Days Like These

Every day, I receive emails, newsletters and catalogues informing me about some small subset of the thousands of potentially interesting things on in London. If I’m really paying attention in the moment, I might actually get around to typing some of them into my ipaq and maybe even get around to booking. More usually, though, the moment that I see the information is a moment when my attention is mostly occupied with something else: looking though email for an important messsage from a client, or opening letters in the hope of finding a long-chased invoice. Most event invitations simply get …

Feed Me Weird Times

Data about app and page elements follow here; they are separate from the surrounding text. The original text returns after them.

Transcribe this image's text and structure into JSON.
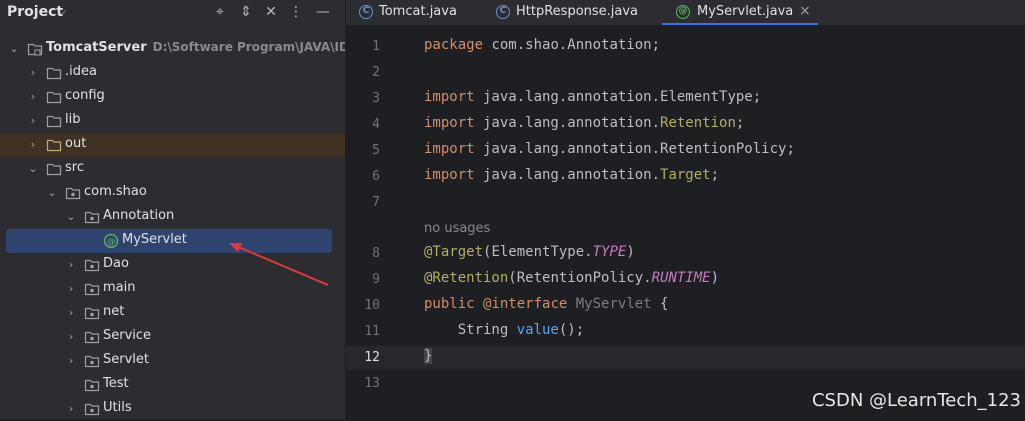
{
  "project_panel": {
    "title": "Project",
    "tree": [
      {
        "label": "TomcatServer",
        "path": "D:\\Software Program\\JAVA\\IDEA\\",
        "kind": "module"
      },
      {
        "label": ".idea",
        "kind": "folder"
      },
      {
        "label": "config",
        "kind": "folder"
      },
      {
        "label": "lib",
        "kind": "folder"
      },
      {
        "label": "out",
        "kind": "folder-excluded"
      },
      {
        "label": "src",
        "kind": "folder-src"
      },
      {
        "label": "com.shao",
        "kind": "package"
      },
      {
        "label": "Annotation",
        "kind": "package"
      },
      {
        "label": "MyServlet",
        "kind": "annotation-file",
        "selected": true
      },
      {
        "label": "Dao",
        "kind": "package"
      },
      {
        "label": "main",
        "kind": "package"
      },
      {
        "label": "net",
        "kind": "package"
      },
      {
        "label": "Service",
        "kind": "package"
      },
      {
        "label": "Servlet",
        "kind": "package"
      },
      {
        "label": "Test",
        "kind": "package"
      },
      {
        "label": "Utils",
        "kind": "package"
      }
    ]
  },
  "tabs": [
    {
      "label": "Tomcat.java",
      "icon": "class-icon"
    },
    {
      "label": "HttpResponse.java",
      "icon": "class-icon"
    },
    {
      "label": "MyServlet.java",
      "icon": "annotation-icon",
      "active": true
    }
  ],
  "editor": {
    "line_numbers": [
      "1",
      "2",
      "3",
      "4",
      "5",
      "6",
      "7",
      "8",
      "9",
      "10",
      "11",
      "12",
      "13"
    ],
    "usage_hint": "no usages",
    "tokens": {
      "package_kw": "package",
      "package_name": " com.shao.Annotation;",
      "import_kw": "import",
      "import_prefix": " java.lang.annotation.",
      "imp1": "ElementType",
      "imp2": "Retention",
      "imp3": "RetentionPolicy",
      "imp4": "Target",
      "semi": ";",
      "at_target": "@Target",
      "target_args_a": "(ElementType.",
      "target_const": "TYPE",
      "close_paren": ")",
      "at_retention": "@Retention",
      "retention_args_a": "(RetentionPolicy.",
      "retention_const": "RUNTIME",
      "public_kw": "public",
      "at_interface": "@interface",
      "type_name": "MyServlet",
      "open_brace": "{",
      "string_type": "    String ",
      "value_fn": "value",
      "value_end": "();",
      "close_brace": "}"
    }
  },
  "watermark": "CSDN @LearnTech_123"
}
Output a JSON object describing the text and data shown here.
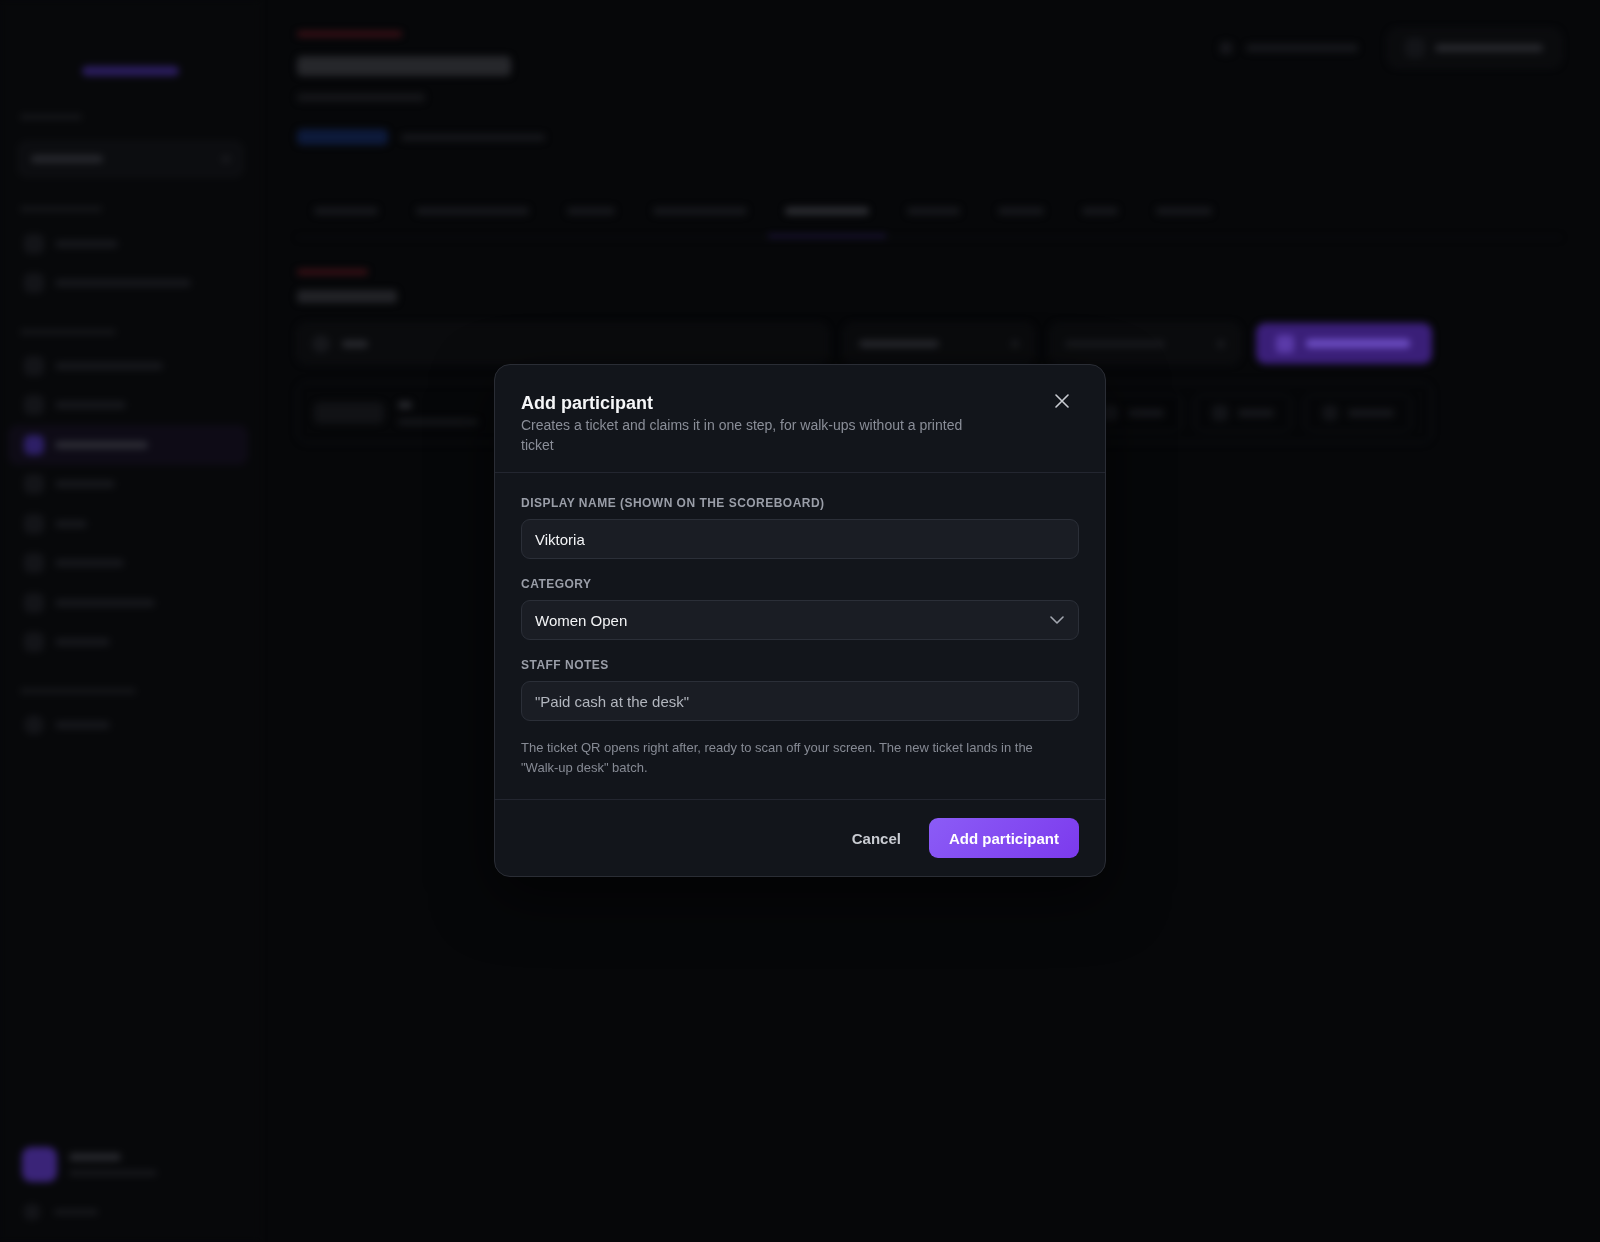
{
  "dialog": {
    "title": "Add participant",
    "subtitle": "Creates a ticket and claims it in one step, for walk-ups without a printed ticket",
    "fields": [
      {
        "kind": "text",
        "label": "DISPLAY NAME (SHOWN ON THE SCOREBOARD)",
        "value": "Viktoria"
      },
      {
        "kind": "select",
        "label": "CATEGORY",
        "value": "Women Open"
      },
      {
        "kind": "text",
        "label": "STAFF NOTES",
        "placeholder": "\"Paid cash at the desk\""
      }
    ],
    "help_text": "The ticket QR opens right after, ready to scan off your screen. The new ticket lands in the \"Walk-up desk\" batch.",
    "buttons": [
      {
        "kind": "secondary",
        "label": "Cancel"
      },
      {
        "kind": "primary",
        "label": "Add participant"
      }
    ]
  }
}
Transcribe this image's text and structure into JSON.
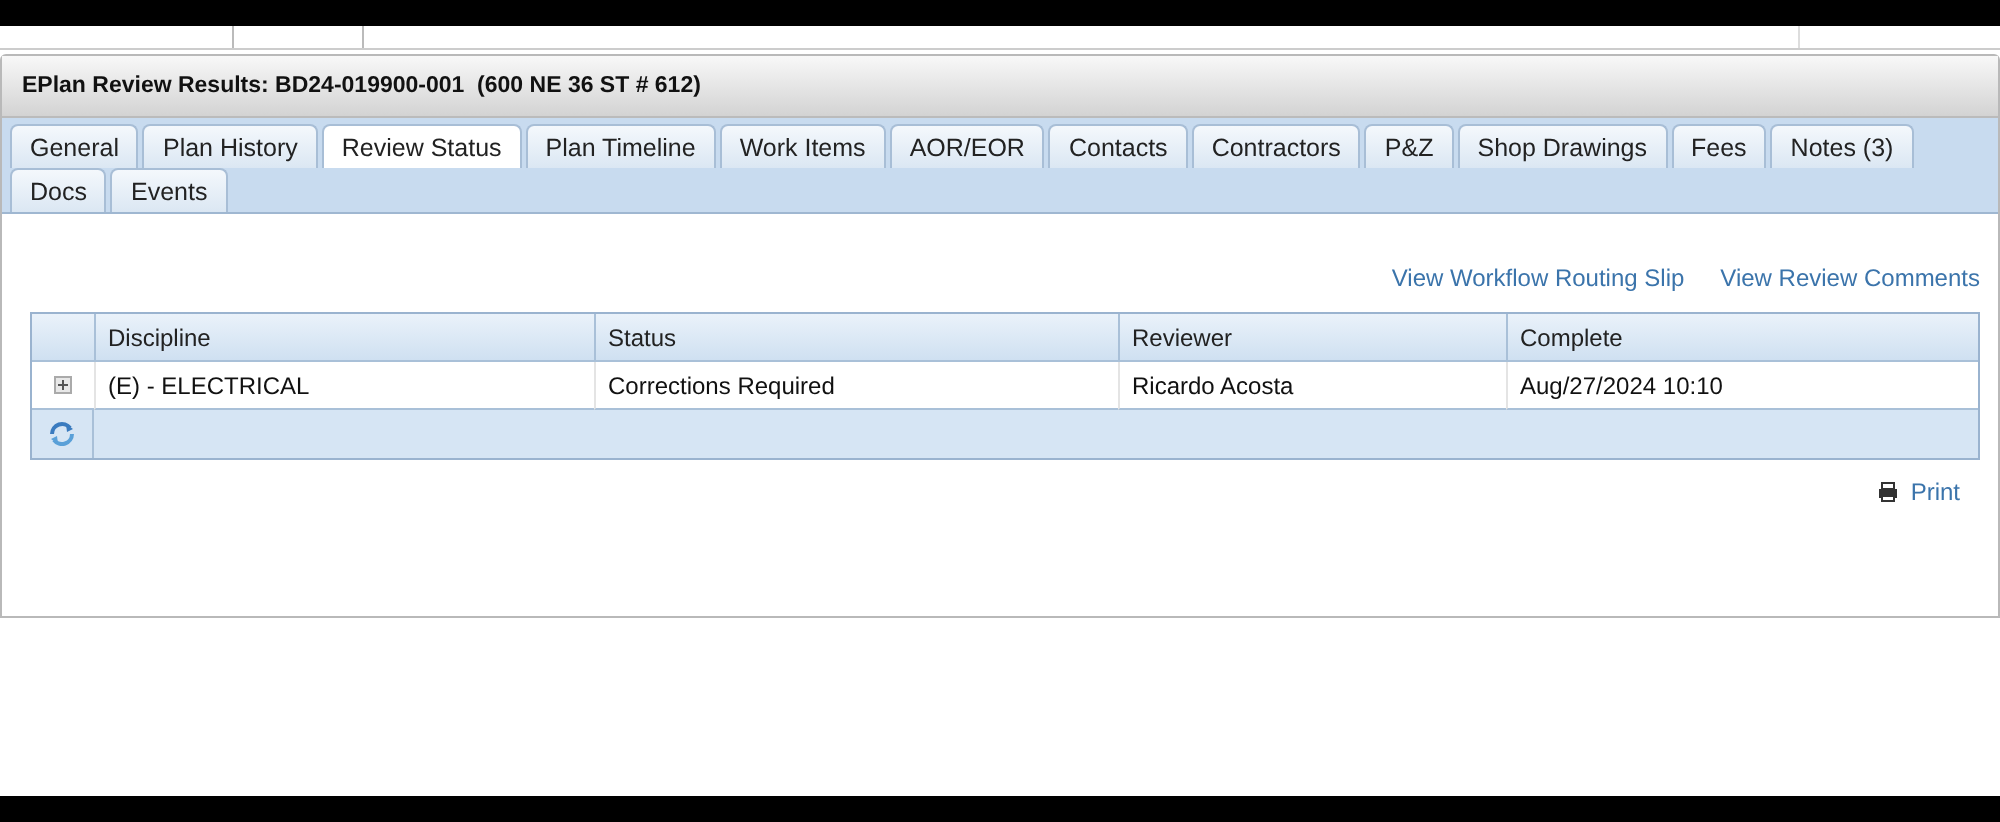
{
  "panel": {
    "title": "EPlan Review Results: BD24-019900-001  (600 NE 36 ST # 612)"
  },
  "tabs": [
    [
      {
        "label": "General",
        "selected": false
      },
      {
        "label": "Plan History",
        "selected": false
      },
      {
        "label": "Review Status",
        "selected": true
      },
      {
        "label": "Plan Timeline",
        "selected": false
      },
      {
        "label": "Work Items",
        "selected": false
      },
      {
        "label": "AOR/EOR",
        "selected": false
      },
      {
        "label": "Contacts",
        "selected": false
      },
      {
        "label": "Contractors",
        "selected": false
      },
      {
        "label": "P&Z",
        "selected": false
      },
      {
        "label": "Shop Drawings",
        "selected": false
      },
      {
        "label": "Fees",
        "selected": false
      },
      {
        "label": "Notes (3)",
        "selected": false
      }
    ],
    [
      {
        "label": "Docs",
        "selected": false
      },
      {
        "label": "Events",
        "selected": false
      }
    ]
  ],
  "links": [
    "View Workflow Routing Slip",
    "View Review Comments"
  ],
  "table": {
    "columns": [
      "Discipline",
      "Status",
      "Reviewer",
      "Complete"
    ],
    "rows": [
      {
        "expanded": false,
        "cells": [
          "(E) - ELECTRICAL",
          "Corrections Required",
          "Ricardo Acosta",
          "Aug/27/2024 10:10"
        ]
      }
    ]
  },
  "print": "Print"
}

I’ve been looking at the practical details of open calendar services and schedule aggregation/syndication. Seems, at the moment, that there are sufficient tools to make calendar syndication possible, and a gentle bubbling-under of interest in the idea. Personally, I’m of the opinion (a more reflective post on why to follow shortly) that schedule aggregation might well be the Next Big Hyped Thing, so I’ve wanted to check out the state-of-the art. So far, iCal and SunBird seem the best mainstream tools for creation of standards-based, internet-accessible calendar information (over the web via webDAV). The best tool for web-based publication (of …

Apple's Music Service

Apple is planning to move into online msuic distribution. I’m hoping their plans are something more exciting than another click-to-buy website with iTunes support. Radio-of-Me, possibly?


Lean-back media brings content to the user, rather than the user having to actively engange with complex systems and delayed gratification. Some thoughts on the experience of ‘traditional’ lean-back media, and how collaborative filtering and DRM could bring the power of p2p to that expereince in a way that the music industry could actually support and encourage.

Zeitgeist II

The Self-healing Minefield — the military gets gung-ho about smart networks and peering. Terrifying.

Music Piracy a Blip, says Lessig

From Associated Press: Washington politicians would make a grave mistake in crafting new copy-protection laws based on Internet patterns today, an influential Stanford law professor warned. The professor, Lawrence Lessig, pointed out Wednesday that millions of consumers are downloading music and other materials onto their computers because slow dial-up connections make it tough to stream content quickly to a variety of devices. That’s bound to change within a few years as connections get faster, he said, making today’s debate irrelevant. “In the future, it will be easier to pay for subscription services than to be an amateur database administrator who …